Task instructions
An exact copy of the entries below is required, with all pictures removed.

Data provided
+===+
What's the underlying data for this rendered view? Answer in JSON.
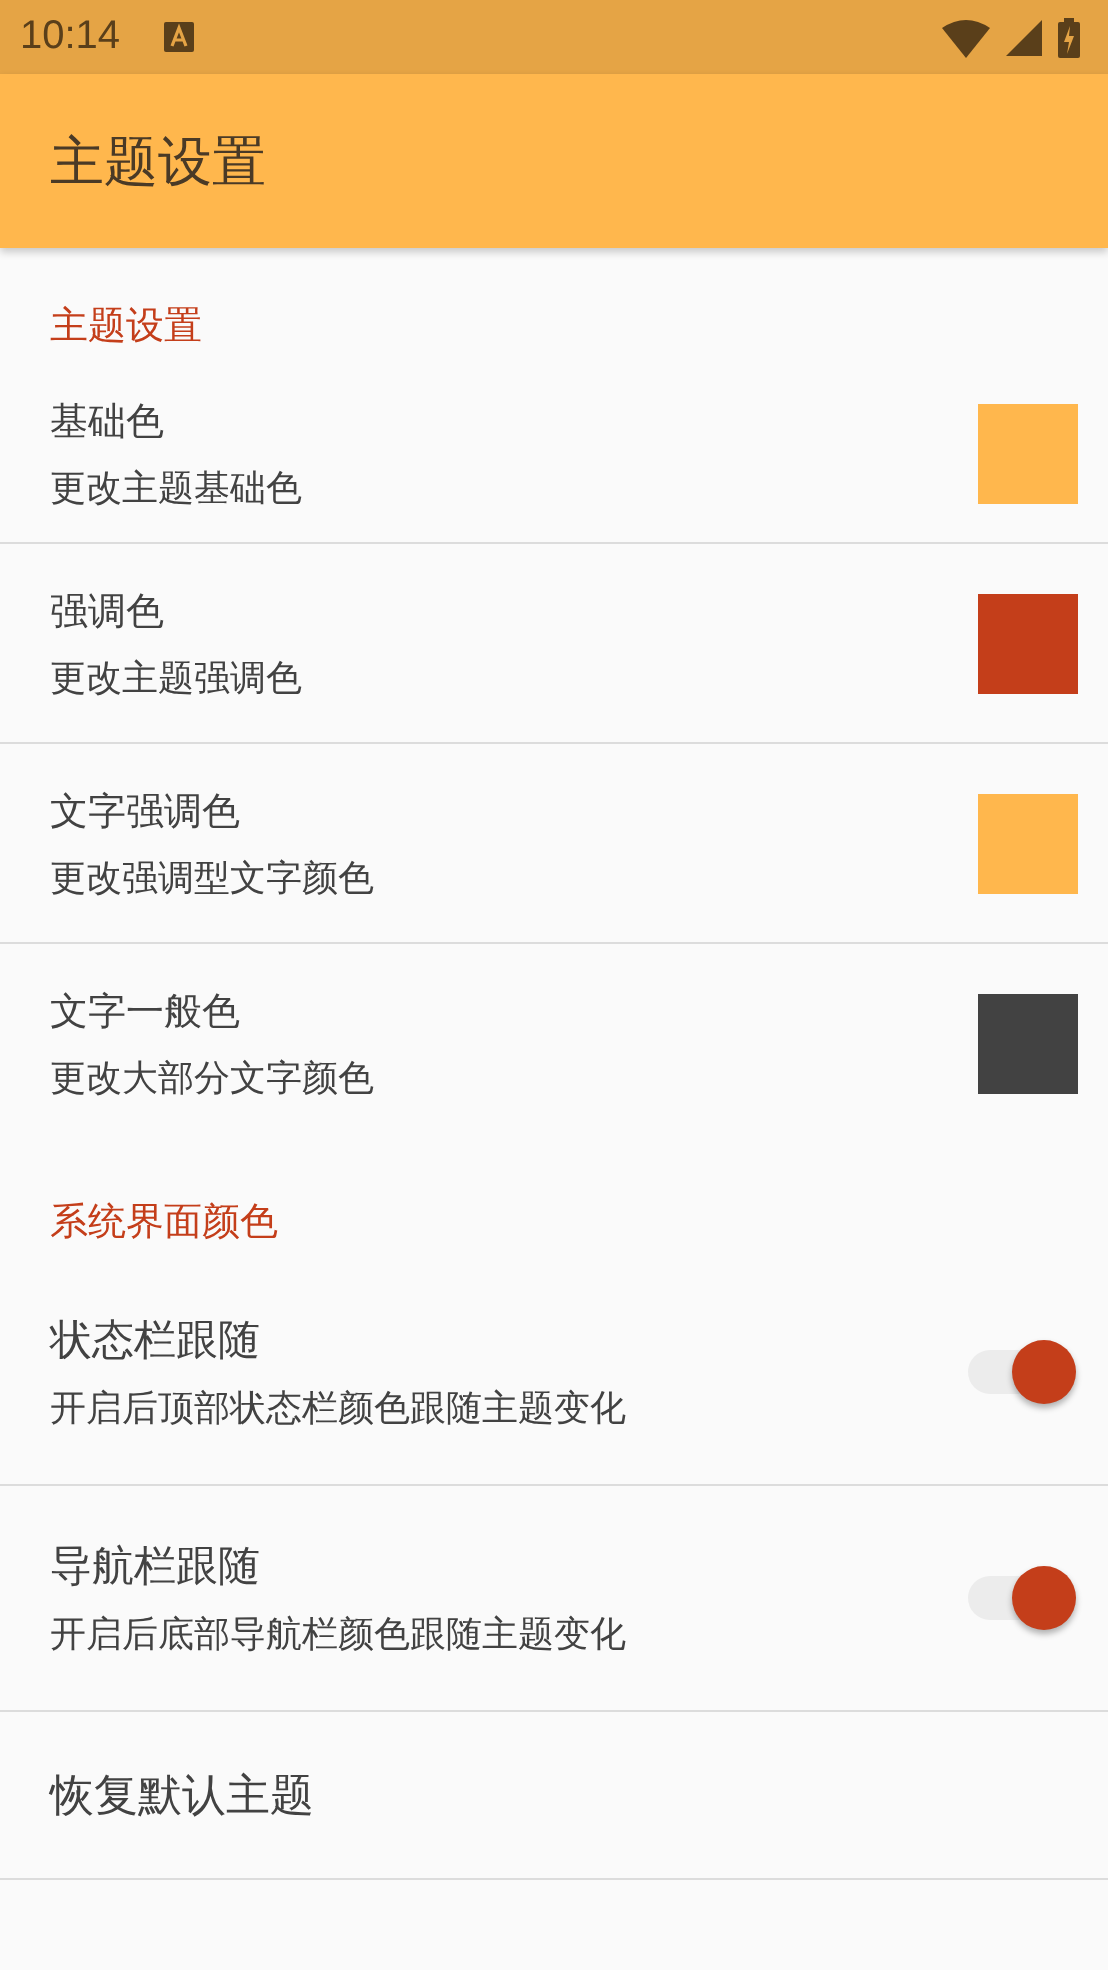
{
  "status_bar": {
    "time": "10:14"
  },
  "app_bar": {
    "title": "主题设置"
  },
  "sections": [
    {
      "header": "主题设置",
      "items": [
        {
          "kind": "color",
          "title": "基础色",
          "summary": "更改主题基础色",
          "color": "#ffb74d"
        },
        {
          "kind": "color",
          "title": "强调色",
          "summary": "更改主题强调色",
          "color": "#c43e1a"
        },
        {
          "kind": "color",
          "title": "文字强调色",
          "summary": "更改强调型文字颜色",
          "color": "#ffb74d"
        },
        {
          "kind": "color",
          "title": "文字一般色",
          "summary": "更改大部分文字颜色",
          "color": "#424242"
        }
      ]
    },
    {
      "header": "系统界面颜色",
      "items": [
        {
          "kind": "switch",
          "title": "状态栏跟随",
          "summary": "开启后顶部状态栏颜色跟随主题变化",
          "on": true
        },
        {
          "kind": "switch",
          "title": "导航栏跟随",
          "summary": "开启后底部导航栏颜色跟随主题变化",
          "on": true
        },
        {
          "kind": "action",
          "title": "恢复默认主题"
        }
      ]
    }
  ]
}
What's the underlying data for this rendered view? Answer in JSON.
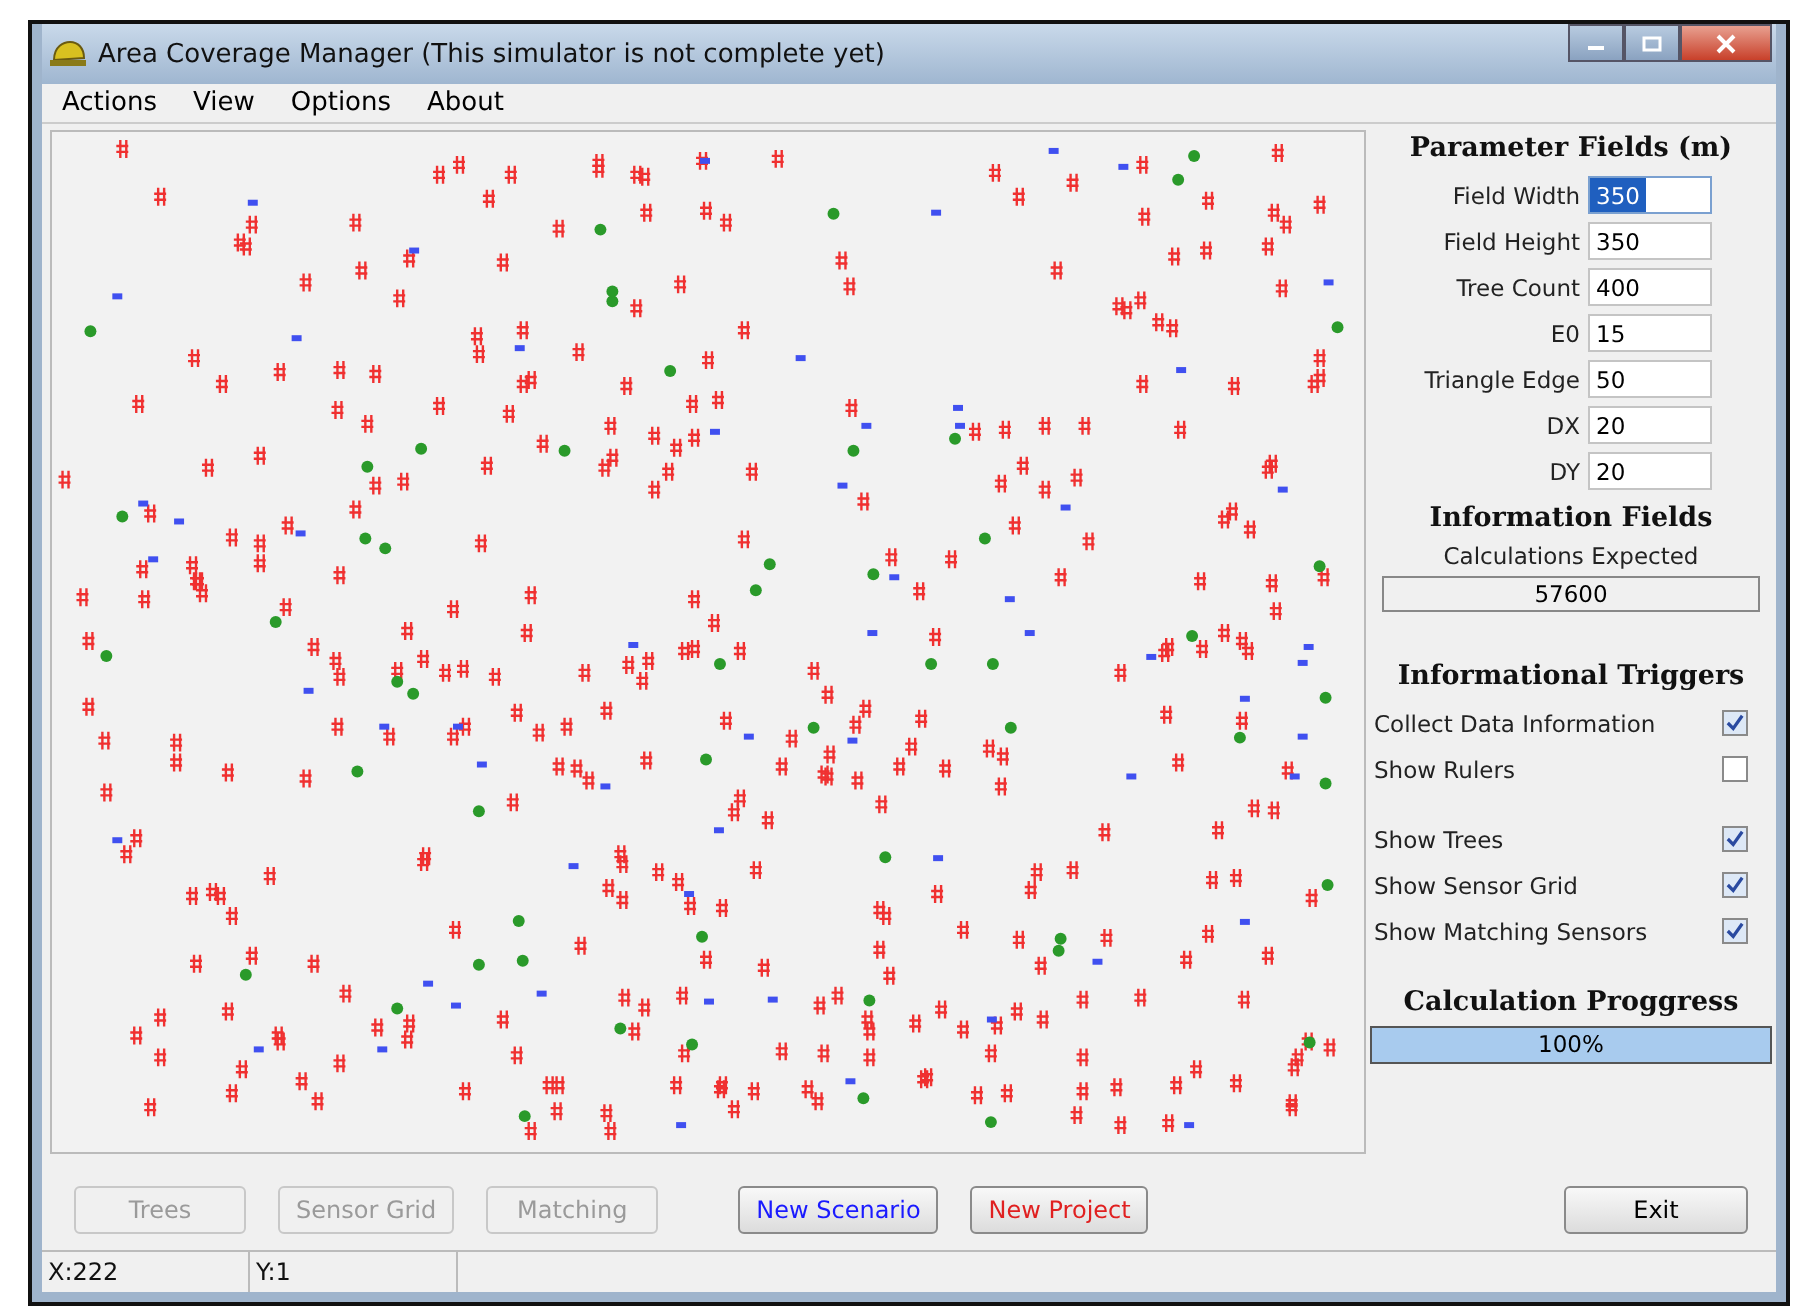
{
  "window": {
    "title": "Area Coverage Manager (This simulator is not complete yet)"
  },
  "menu": [
    "Actions",
    "View",
    "Options",
    "About"
  ],
  "parameters": {
    "title": "Parameter Fields (m)",
    "fields": [
      {
        "label": "Field Width",
        "value": "350",
        "selected": true
      },
      {
        "label": "Field Height",
        "value": "350",
        "selected": false
      },
      {
        "label": "Tree Count",
        "value": "400",
        "selected": false
      },
      {
        "label": "E0",
        "value": "15",
        "selected": false
      },
      {
        "label": "Triangle Edge",
        "value": "50",
        "selected": false
      },
      {
        "label": "DX",
        "value": "20",
        "selected": false
      },
      {
        "label": "DY",
        "value": "20",
        "selected": false
      }
    ]
  },
  "information": {
    "title": "Information Fields",
    "label": "Calculations Expected",
    "value": "57600"
  },
  "triggers": {
    "title": "Informational Triggers",
    "groups": [
      [
        {
          "label": "Collect Data Information",
          "checked": true
        },
        {
          "label": "Show Rulers",
          "checked": false
        }
      ],
      [
        {
          "label": "Show Trees",
          "checked": true
        },
        {
          "label": "Show Sensor Grid",
          "checked": true
        },
        {
          "label": "Show Matching Sensors",
          "checked": true
        }
      ]
    ]
  },
  "progress": {
    "title": "Calculation Proggress",
    "level": 1,
    "reading": "100%"
  },
  "buttons": [
    {
      "label": "Trees",
      "disabled": true
    },
    {
      "label": "Sensor Grid",
      "disabled": true
    },
    {
      "label": "Matching",
      "disabled": true
    },
    {
      "label": "New Scenario",
      "disabled": false,
      "color": "#1a1aff"
    },
    {
      "label": "New Project",
      "disabled": false,
      "color": "#e02020"
    },
    {
      "label": "Exit",
      "disabled": false,
      "color": "#000000"
    }
  ],
  "status_bar": [
    "X:222",
    "Y:1"
  ]
}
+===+
Written response
What's the underlying data for this rendered view? Answer in JSON.
{
  "status_bar": {
    "time": "10:14"
  },
  "app_bar": {
    "title": "主题设置"
  },
  "sections": [
    {
      "header": "主题设置",
      "items": [
        {
          "kind": "color",
          "title": "基础色",
          "summary": "更改主题基础色",
          "color": "#ffb74d"
        },
        {
          "kind": "color",
          "title": "强调色",
          "summary": "更改主题强调色",
          "color": "#c43e1a"
        },
        {
          "kind": "color",
          "title": "文字强调色",
          "summary": "更改强调型文字颜色",
          "color": "#ffb74d"
        },
        {
          "kind": "color",
          "title": "文字一般色",
          "summary": "更改大部分文字颜色",
          "color": "#424242"
        }
      ]
    },
    {
      "header": "系统界面颜色",
      "items": [
        {
          "kind": "switch",
          "title": "状态栏跟随",
          "summary": "开启后顶部状态栏颜色跟随主题变化",
          "on": true
        },
        {
          "kind": "switch",
          "title": "导航栏跟随",
          "summary": "开启后底部导航栏颜色跟随主题变化",
          "on": true
        },
        {
          "kind": "action",
          "title": "恢复默认主题"
        }
      ]
    }
  ]
}
What's the underlying data for this rendered view? Answer in JSON.
{
  "window": {
    "title": "Area Coverage Manager (This simulator is not complete yet)"
  },
  "menu": [
    "Actions",
    "View",
    "Options",
    "About"
  ],
  "parameters": {
    "title": "Parameter Fields (m)",
    "fields": [
      {
        "label": "Field Width",
        "value": "350",
        "selected": true
      },
      {
        "label": "Field Height",
        "value": "350",
        "selected": false
      },
      {
        "label": "Tree Count",
        "value": "400",
        "selected": false
      },
      {
        "label": "E0",
        "value": "15",
        "selected": false
      },
      {
        "label": "Triangle Edge",
        "value": "50",
        "selected": false
      },
      {
        "label": "DX",
        "value": "20",
        "selected": false
      },
      {
        "label": "DY",
        "value": "20",
        "selected": false
      }
    ]
  },
  "information": {
    "title": "Information Fields",
    "label": "Calculations Expected",
    "value": "57600"
  },
  "triggers": {
    "title": "Informational Triggers",
    "groups": [
      [
        {
          "label": "Collect Data Information",
          "checked": true
        },
        {
          "label": "Show Rulers",
          "checked": false
        }
      ],
      [
        {
          "label": "Show Trees",
          "checked": true
        },
        {
          "label": "Show Sensor Grid",
          "checked": true
        },
        {
          "label": "Show Matching Sensors",
          "checked": true
        }
      ]
    ]
  },
  "progress": {
    "title": "Calculation Proggress",
    "level": 1,
    "reading": "100%"
  },
  "buttons": [
    {
      "label": "Trees",
      "disabled": true
    },
    {
      "label": "Sensor Grid",
      "disabled": true
    },
    {
      "label": "Matching",
      "disabled": true
    },
    {
      "label": "New Scenario",
      "disabled": false,
      "color": "#1a1aff"
    },
    {
      "label": "New Project",
      "disabled": false,
      "color": "#e02020"
    },
    {
      "label": "Exit",
      "disabled": false,
      "color": "#000000"
    }
  ],
  "status_bar": [
    "X:222",
    "Y:1"
  ]
}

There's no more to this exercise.